|Outcome||17-OHP (n = 327)||Placebo (n = 330)||RR (95% CI)|
|Composite adverse outcome||23/327 (7.0)||30/330 (9.1)||0.77 (0.46–1.30)|
|Fetal death||4/327 (1.2)||1/330 (0.3)||4.04 (0.45–35.92)|
|Neonatal death||6/327 (1.8)||8/330 (2.4)||0.76 (0.27–2.16)|
|Respiratory distress syndrome||13/320 (4.1)||16/323 (5.0)||0.82 (0.40–1.68)|
|Bronchopulmonary dysplasia||3/320 (0.9)||5/322 (1.6)||0.60 (0.15–2.51)|

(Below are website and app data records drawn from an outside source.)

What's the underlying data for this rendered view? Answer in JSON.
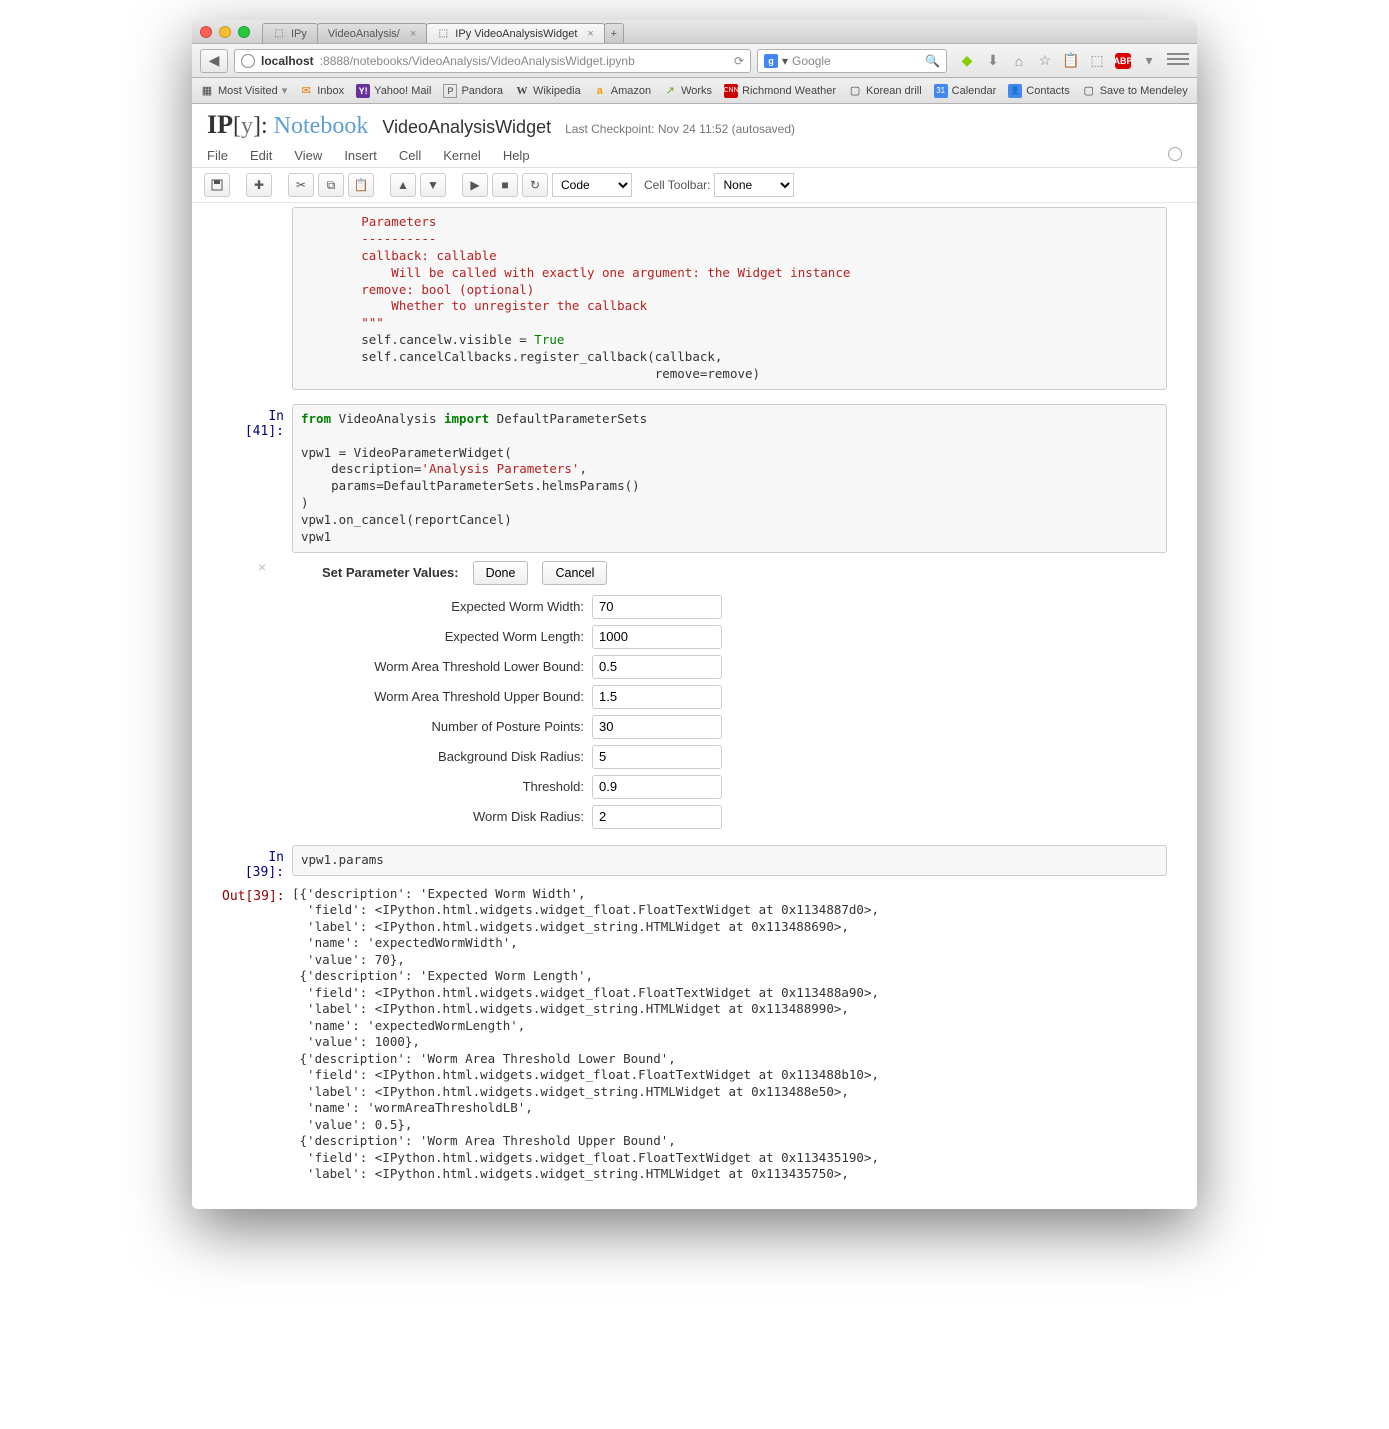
{
  "browser": {
    "tabs": [
      {
        "icon": "ipy",
        "label": "IPy",
        "active": false,
        "close": false
      },
      {
        "icon": "",
        "label": "VideoAnalysis/",
        "active": false,
        "close": true
      },
      {
        "icon": "ipy",
        "label": "IPy    VideoAnalysisWidget",
        "active": true,
        "close": true
      }
    ],
    "url_host": "localhost",
    "url_path": ":8888/notebooks/VideoAnalysis/VideoAnalysisWidget.ipynb",
    "search_placeholder": "Google",
    "bookmarks": [
      {
        "icon": "📑",
        "label": "Most Visited",
        "dd": true
      },
      {
        "icon": "📨",
        "label": "Inbox"
      },
      {
        "icon": "Y",
        "label": "Yahoo! Mail"
      },
      {
        "icon": "P",
        "label": "Pandora"
      },
      {
        "icon": "W",
        "label": "Wikipedia"
      },
      {
        "icon": "a",
        "label": "Amazon"
      },
      {
        "icon": "↗",
        "label": "Works"
      },
      {
        "icon": "▦",
        "label": "Richmond Weather"
      },
      {
        "icon": "▢",
        "label": "Korean drill"
      },
      {
        "icon": "📅",
        "label": "Calendar"
      },
      {
        "icon": "👥",
        "label": "Contacts"
      },
      {
        "icon": "▢",
        "label": "Save to Mendeley"
      }
    ]
  },
  "notebook": {
    "title": "VideoAnalysisWidget",
    "checkpoint": "Last Checkpoint: Nov 24 11:52 (autosaved)",
    "menus": [
      "File",
      "Edit",
      "View",
      "Insert",
      "Cell",
      "Kernel",
      "Help"
    ],
    "celltype": "Code",
    "celltoolbar_label": "Cell Toolbar:",
    "celltoolbar_value": "None"
  },
  "code_top": "        Parameters\n        ----------\n        callback: callable\n            Will be called with exactly one argument: the Widget instance\n        remove: bool (optional)\n            Whether to unregister the callback\n        \"\"\"",
  "code_top2a": "        self.cancelw.visible = ",
  "code_top2b": "True",
  "code_top3": "        self.cancelCallbacks.register_callback(callback,\n                                               remove=remove)",
  "cell41_prompt": "In [41]:",
  "cell41": {
    "l1a": "from",
    "l1b": " VideoAnalysis ",
    "l1c": "import",
    "l1d": " DefaultParameterSets",
    "l2": "",
    "l3": "vpw1 = VideoParameterWidget(",
    "l4a": "    description=",
    "l4b": "'Analysis Parameters'",
    "l4c": ",",
    "l5": "    params=DefaultParameterSets.helmsParams()",
    "l6": ")",
    "l7": "vpw1.on_cancel(reportCancel)",
    "l8": "vpw1"
  },
  "widget": {
    "title": "Set Parameter Values:",
    "done": "Done",
    "cancel": "Cancel",
    "fields": [
      {
        "label": "Expected Worm Width:",
        "value": "70"
      },
      {
        "label": "Expected Worm Length:",
        "value": "1000"
      },
      {
        "label": "Worm Area Threshold Lower Bound:",
        "value": "0.5"
      },
      {
        "label": "Worm Area Threshold Upper Bound:",
        "value": "1.5"
      },
      {
        "label": "Number of Posture Points:",
        "value": "30"
      },
      {
        "label": "Background Disk Radius:",
        "value": "5"
      },
      {
        "label": "Threshold:",
        "value": "0.9"
      },
      {
        "label": "Worm Disk Radius:",
        "value": "2"
      }
    ]
  },
  "cell39_in_prompt": "In [39]:",
  "cell39_code": "vpw1.params",
  "cell39_out_prompt": "Out[39]:",
  "cell39_out": "[{'description': 'Expected Worm Width',\n  'field': <IPython.html.widgets.widget_float.FloatTextWidget at 0x1134887d0>,\n  'label': <IPython.html.widgets.widget_string.HTMLWidget at 0x113488690>,\n  'name': 'expectedWormWidth',\n  'value': 70},\n {'description': 'Expected Worm Length',\n  'field': <IPython.html.widgets.widget_float.FloatTextWidget at 0x113488a90>,\n  'label': <IPython.html.widgets.widget_string.HTMLWidget at 0x113488990>,\n  'name': 'expectedWormLength',\n  'value': 1000},\n {'description': 'Worm Area Threshold Lower Bound',\n  'field': <IPython.html.widgets.widget_float.FloatTextWidget at 0x113488b10>,\n  'label': <IPython.html.widgets.widget_string.HTMLWidget at 0x113488e50>,\n  'name': 'wormAreaThresholdLB',\n  'value': 0.5},\n {'description': 'Worm Area Threshold Upper Bound',\n  'field': <IPython.html.widgets.widget_float.FloatTextWidget at 0x113435190>,\n  'label': <IPython.html.widgets.widget_string.HTMLWidget at 0x113435750>,"
}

|Necrotizing enterocolitis, grade II or III||2/320 (0.6)||5/322 (1.6)||0.40 (0.08–2.06)|
|Intraventricular hemorrhage, grade III or IV||2/320 (0.6)||1/322 (0.3)||2.01 (0.18–22.08)|
|Periventricular leukomalacia||4/320 (1.3)||1/322 (0.3)||4.03 (0.45–35.81)|
|Early-onset sepsis||3/320 (0.9)||11/322 (3.4)||0.27 (0.08–0.97)|
|Retinopathy of prematurity, grade III or IV||1/320 (0.3)||3/322 (0.9)||0.34 (0.04–3.21)|
|Birthweight, g||2855 ± 747||2824 ± 807||P = .82|
|<2500 g||72/323 (22.3)||75/328 (22.9)||0.97 (0.73–1.30)|
|<1500 g||23/323 (7.1)||29/328 (8.8)||0.81 (0.48–1.36)|
|Small for gestational age|
|<10th percentile||54/323 (16.7)||47/328 (14.3)||1.17 (0.81–1.67)|
|<3rd percentile||15/323 (4.6)||14/328 (4.3)||1.09 (0.53–2.22)|
|5-min Apgar <7||15/323 (4.6)||19/328 (5.8)||0.80 (0.41–1.55)|
|Major congenital anomaly||6/326 (1.8)||2/328 (0.6)||3.02 (0.61–14.85)|
|Patent ductus arteriosus||2/320 (0.6)||8/322 (2.5)||0.25 (0.05–1.18)|
|Seizures||1/320 (0.3)||2/322 (0.6)||0.50 (0.05–5.52)|
|NICU admission||63/322 (19.6)||69/329 (21.0)||0.93 (0.69–1.27)|
|Length of NICU stay, d||17 (6.0-43.0)||15.5 (6.0-57.5)||P = .61|